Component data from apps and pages
◇ ◇ ◇
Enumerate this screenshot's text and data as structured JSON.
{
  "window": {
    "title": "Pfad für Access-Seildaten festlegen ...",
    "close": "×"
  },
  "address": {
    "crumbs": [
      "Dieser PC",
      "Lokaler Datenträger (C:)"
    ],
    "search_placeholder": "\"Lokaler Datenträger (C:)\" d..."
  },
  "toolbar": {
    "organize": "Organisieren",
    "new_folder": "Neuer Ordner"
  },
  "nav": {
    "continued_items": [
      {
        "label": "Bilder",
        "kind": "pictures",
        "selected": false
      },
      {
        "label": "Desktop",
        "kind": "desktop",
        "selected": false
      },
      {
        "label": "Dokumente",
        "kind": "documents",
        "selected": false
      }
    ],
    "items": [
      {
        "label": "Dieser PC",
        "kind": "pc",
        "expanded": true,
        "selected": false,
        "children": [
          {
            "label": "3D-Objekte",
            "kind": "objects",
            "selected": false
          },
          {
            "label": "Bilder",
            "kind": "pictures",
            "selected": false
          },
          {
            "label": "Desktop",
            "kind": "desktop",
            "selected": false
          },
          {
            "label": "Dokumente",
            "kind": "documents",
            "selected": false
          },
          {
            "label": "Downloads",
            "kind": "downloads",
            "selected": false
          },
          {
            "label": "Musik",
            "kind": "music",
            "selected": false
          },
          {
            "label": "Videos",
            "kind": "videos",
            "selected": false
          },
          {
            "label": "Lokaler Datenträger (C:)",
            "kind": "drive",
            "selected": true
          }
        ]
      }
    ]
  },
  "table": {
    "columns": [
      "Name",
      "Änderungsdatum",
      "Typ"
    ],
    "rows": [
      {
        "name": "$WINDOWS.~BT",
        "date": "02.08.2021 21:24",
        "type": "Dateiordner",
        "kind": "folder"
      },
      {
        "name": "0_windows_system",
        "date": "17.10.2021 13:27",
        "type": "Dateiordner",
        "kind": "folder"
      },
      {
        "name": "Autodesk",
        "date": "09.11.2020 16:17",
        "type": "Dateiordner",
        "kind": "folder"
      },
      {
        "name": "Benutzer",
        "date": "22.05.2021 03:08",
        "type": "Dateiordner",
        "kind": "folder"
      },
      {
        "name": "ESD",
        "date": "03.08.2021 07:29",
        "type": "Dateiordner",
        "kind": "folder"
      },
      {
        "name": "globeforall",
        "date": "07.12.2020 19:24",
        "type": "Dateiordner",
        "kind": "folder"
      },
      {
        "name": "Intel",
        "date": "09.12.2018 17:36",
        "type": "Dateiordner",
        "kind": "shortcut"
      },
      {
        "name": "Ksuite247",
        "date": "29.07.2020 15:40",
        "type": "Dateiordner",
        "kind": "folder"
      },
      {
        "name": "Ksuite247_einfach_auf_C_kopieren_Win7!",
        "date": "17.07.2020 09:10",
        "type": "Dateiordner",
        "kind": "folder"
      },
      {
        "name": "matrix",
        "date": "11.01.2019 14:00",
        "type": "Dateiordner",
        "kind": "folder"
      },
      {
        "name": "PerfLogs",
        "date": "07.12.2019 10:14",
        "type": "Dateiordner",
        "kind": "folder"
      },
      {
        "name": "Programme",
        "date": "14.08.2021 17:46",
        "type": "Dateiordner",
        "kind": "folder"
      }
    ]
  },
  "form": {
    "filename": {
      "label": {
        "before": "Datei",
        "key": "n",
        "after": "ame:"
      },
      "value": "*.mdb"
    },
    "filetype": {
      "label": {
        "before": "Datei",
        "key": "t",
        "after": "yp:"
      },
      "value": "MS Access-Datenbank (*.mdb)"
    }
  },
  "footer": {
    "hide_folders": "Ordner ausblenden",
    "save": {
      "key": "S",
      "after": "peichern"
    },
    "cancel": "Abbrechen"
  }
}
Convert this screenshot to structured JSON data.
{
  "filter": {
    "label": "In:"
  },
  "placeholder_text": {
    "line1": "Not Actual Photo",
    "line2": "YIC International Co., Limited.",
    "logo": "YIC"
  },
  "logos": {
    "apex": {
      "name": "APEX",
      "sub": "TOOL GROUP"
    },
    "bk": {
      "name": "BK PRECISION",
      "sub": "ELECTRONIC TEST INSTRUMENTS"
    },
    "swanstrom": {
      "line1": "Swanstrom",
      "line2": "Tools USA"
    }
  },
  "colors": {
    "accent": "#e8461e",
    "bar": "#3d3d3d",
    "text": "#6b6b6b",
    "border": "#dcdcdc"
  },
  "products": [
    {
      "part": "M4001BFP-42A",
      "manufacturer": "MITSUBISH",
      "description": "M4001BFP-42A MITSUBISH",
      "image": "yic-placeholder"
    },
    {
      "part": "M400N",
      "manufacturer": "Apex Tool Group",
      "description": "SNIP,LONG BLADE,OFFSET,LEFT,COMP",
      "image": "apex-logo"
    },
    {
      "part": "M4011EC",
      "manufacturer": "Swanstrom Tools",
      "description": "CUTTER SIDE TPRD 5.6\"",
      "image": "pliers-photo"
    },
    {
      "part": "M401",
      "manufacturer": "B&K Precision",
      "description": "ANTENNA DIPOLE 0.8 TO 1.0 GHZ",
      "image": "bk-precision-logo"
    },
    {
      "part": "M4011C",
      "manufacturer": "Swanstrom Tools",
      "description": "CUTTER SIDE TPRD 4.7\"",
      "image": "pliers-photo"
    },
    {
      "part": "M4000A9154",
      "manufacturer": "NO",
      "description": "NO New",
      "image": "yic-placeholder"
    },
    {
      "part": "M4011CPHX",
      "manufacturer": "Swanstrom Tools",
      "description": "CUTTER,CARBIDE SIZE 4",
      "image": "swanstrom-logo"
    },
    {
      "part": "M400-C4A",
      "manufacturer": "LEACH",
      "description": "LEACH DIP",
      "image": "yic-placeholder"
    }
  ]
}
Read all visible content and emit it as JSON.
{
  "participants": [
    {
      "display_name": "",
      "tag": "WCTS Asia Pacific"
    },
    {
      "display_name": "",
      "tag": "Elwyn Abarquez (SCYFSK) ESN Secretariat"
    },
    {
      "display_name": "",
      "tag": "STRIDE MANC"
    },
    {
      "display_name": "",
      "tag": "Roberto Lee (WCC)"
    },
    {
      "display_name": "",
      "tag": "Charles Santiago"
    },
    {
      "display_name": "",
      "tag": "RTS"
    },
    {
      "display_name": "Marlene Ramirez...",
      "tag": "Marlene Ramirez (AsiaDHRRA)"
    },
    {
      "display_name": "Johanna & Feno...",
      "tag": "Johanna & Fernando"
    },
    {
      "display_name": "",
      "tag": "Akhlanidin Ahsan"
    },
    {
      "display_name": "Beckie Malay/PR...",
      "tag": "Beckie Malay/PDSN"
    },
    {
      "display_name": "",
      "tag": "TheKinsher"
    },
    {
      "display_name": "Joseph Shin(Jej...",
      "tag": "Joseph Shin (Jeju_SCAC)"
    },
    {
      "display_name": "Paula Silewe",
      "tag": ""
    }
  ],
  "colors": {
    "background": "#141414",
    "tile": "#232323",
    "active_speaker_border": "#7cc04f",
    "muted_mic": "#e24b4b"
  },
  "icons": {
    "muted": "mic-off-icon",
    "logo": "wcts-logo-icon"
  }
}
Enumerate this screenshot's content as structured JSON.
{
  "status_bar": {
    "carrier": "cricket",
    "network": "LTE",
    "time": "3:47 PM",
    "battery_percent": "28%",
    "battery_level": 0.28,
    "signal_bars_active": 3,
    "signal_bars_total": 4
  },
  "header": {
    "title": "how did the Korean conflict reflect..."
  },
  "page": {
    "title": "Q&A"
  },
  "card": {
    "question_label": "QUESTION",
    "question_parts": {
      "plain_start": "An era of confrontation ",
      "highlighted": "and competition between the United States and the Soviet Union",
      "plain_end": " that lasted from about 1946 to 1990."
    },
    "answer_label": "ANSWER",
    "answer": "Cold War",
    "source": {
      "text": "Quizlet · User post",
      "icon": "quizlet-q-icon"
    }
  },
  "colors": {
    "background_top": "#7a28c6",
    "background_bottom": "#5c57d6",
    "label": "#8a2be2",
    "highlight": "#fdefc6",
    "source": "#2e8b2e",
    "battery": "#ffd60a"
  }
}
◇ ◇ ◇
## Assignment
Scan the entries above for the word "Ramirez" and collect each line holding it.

## Output for this exercise
      "display_name": "Marlene Ramirez...",
      "tag": "Marlene Ramirez (AsiaDHRRA)"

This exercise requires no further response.